Reproduce every entry exactly as shown.
BEGIN SOURCE INFORMATION
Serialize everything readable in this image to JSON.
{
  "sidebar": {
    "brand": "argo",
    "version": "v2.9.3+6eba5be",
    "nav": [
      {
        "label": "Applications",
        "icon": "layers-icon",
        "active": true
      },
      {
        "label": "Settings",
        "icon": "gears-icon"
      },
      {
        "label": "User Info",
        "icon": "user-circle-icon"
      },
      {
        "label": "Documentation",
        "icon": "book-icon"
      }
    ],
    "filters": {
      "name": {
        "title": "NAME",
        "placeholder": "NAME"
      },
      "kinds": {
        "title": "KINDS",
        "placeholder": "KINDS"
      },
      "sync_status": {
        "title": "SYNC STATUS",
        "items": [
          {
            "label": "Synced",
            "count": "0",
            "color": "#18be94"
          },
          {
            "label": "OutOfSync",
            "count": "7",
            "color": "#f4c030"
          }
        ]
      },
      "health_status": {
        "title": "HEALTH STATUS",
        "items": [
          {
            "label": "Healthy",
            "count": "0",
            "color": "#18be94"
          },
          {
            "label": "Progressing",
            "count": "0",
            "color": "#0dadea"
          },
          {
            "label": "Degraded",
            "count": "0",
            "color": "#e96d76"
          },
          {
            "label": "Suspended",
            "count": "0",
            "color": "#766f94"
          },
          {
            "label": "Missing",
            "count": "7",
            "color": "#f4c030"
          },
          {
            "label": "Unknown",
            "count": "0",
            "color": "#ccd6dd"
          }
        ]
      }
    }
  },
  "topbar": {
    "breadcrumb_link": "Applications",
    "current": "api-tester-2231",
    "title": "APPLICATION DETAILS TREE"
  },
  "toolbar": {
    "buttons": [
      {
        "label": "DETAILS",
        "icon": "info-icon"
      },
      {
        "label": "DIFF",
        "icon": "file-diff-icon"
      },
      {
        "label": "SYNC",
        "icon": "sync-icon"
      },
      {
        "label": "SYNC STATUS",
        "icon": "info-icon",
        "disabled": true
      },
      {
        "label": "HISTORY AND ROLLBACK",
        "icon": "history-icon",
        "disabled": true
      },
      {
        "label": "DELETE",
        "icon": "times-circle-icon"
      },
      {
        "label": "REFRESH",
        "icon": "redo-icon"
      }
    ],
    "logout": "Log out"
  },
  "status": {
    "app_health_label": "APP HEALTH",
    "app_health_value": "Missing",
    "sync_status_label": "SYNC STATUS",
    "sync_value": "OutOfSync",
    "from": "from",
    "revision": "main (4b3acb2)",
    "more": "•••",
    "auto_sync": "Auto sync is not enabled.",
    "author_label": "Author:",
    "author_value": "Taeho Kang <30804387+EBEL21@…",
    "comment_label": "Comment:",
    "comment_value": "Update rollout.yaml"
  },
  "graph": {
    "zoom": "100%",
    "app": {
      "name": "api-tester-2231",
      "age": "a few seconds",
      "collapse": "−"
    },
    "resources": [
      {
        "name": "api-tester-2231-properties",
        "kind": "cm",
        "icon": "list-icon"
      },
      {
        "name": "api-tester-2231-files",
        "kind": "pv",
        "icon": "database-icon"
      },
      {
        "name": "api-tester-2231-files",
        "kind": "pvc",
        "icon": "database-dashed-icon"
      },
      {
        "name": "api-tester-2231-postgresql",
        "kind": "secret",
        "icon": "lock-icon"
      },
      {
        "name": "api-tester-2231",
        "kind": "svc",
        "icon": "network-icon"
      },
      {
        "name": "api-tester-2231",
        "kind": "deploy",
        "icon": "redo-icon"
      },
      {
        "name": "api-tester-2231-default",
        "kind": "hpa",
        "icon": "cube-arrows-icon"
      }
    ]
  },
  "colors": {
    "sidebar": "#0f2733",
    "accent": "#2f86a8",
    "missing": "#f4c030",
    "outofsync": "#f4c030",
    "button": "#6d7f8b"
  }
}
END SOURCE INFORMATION
### OUTPUT
Serialize everything readable in this image to JSON.
{
  "sidebar": {
    "brand": "argo",
    "version": "v2.9.3+6eba5be",
    "nav": [
      {
        "label": "Applications",
        "icon": "layers-icon",
        "active": true
      },
      {
        "label": "Settings",
        "icon": "gears-icon"
      },
      {
        "label": "User Info",
        "icon": "user-circle-icon"
      },
      {
        "label": "Documentation",
        "icon": "book-icon"
      }
    ],
    "filters": {
      "name": {
        "title": "NAME",
        "placeholder": "NAME"
      },
      "kinds": {
        "title": "KINDS",
        "placeholder": "KINDS"
      },
      "sync_status": {
        "title": "SYNC STATUS",
        "items": [
          {
            "label": "Synced",
            "count": "0",
            "color": "#18be94"
          },
          {
            "label": "OutOfSync",
            "count": "7",
            "color": "#f4c030"
          }
        ]
      },
      "health_status": {
        "title": "HEALTH STATUS",
        "items": [
          {
            "label": "Healthy",
            "count": "0",
            "color": "#18be94"
          },
          {
            "label": "Progressing",
            "count": "0",
            "color": "#0dadea"
          },
          {
            "label": "Degraded",
            "count": "0",
            "color": "#e96d76"
          },
          {
            "label": "Suspended",
            "count": "0",
            "color": "#766f94"
          },
          {
            "label": "Missing",
            "count": "7",
            "color": "#f4c030"
          },
          {
            "label": "Unknown",
            "count": "0",
            "color": "#ccd6dd"
          }
        ]
      }
    }
  },
  "topbar": {
    "breadcrumb_link": "Applications",
    "current": "api-tester-2231",
    "title": "APPLICATION DETAILS TREE"
  },
  "toolbar": {
    "buttons": [
      {
        "label": "DETAILS",
        "icon": "info-icon"
      },
      {
        "label": "DIFF",
        "icon": "file-diff-icon"
      },
      {
        "label": "SYNC",
        "icon": "sync-icon"
      },
      {
        "label": "SYNC STATUS",
        "icon": "info-icon",
        "disabled": true
      },
      {
        "label": "HISTORY AND ROLLBACK",
        "icon": "history-icon",
        "disabled": true
      },
      {
        "label": "DELETE",
        "icon": "times-circle-icon"
      },
      {
        "label": "REFRESH",
        "icon": "redo-icon"
      }
    ],
    "logout": "Log out"
  },
  "status": {
    "app_health_label": "APP HEALTH",
    "app_health_value": "Missing",
    "sync_status_label": "SYNC STATUS",
    "sync_value": "OutOfSync",
    "from": "from",
    "revision": "main (4b3acb2)",
    "more": "•••",
    "auto_sync": "Auto sync is not enabled.",
    "author_label": "Author:",
    "author_value": "Taeho Kang <30804387+EBEL21@…",
    "comment_label": "Comment:",
    "comment_value": "Update rollout.yaml"
  },
  "graph": {
    "zoom": "100%",
    "app": {
      "name": "api-tester-2231",
      "age": "a few seconds",
      "collapse": "−"
    },
    "resources": [
      {
        "name": "api-tester-2231-properties",
        "kind": "cm",
        "icon": "list-icon"
      },
      {
        "name": "api-tester-2231-files",
        "kind": "pv",
        "icon": "database-icon"
      },
      {
        "name": "api-tester-2231-files",
        "kind": "pvc",
        "icon": "database-dashed-icon"
      },
      {
        "name": "api-tester-2231-postgresql",
        "kind": "secret",
        "icon": "lock-icon"
      },
      {
        "name": "api-tester-2231",
        "kind": "svc",
        "icon": "network-icon"
      },
      {
        "name": "api-tester-2231",
        "kind": "deploy",
        "icon": "redo-icon"
      },
      {
        "name": "api-tester-2231-default",
        "kind": "hpa",
        "icon": "cube-arrows-icon"
      }
    ]
  },
  "colors": {
    "sidebar": "#0f2733",
    "accent": "#2f86a8",
    "missing": "#f4c030",
    "outofsync": "#f4c030",
    "button": "#6d7f8b"
  }
}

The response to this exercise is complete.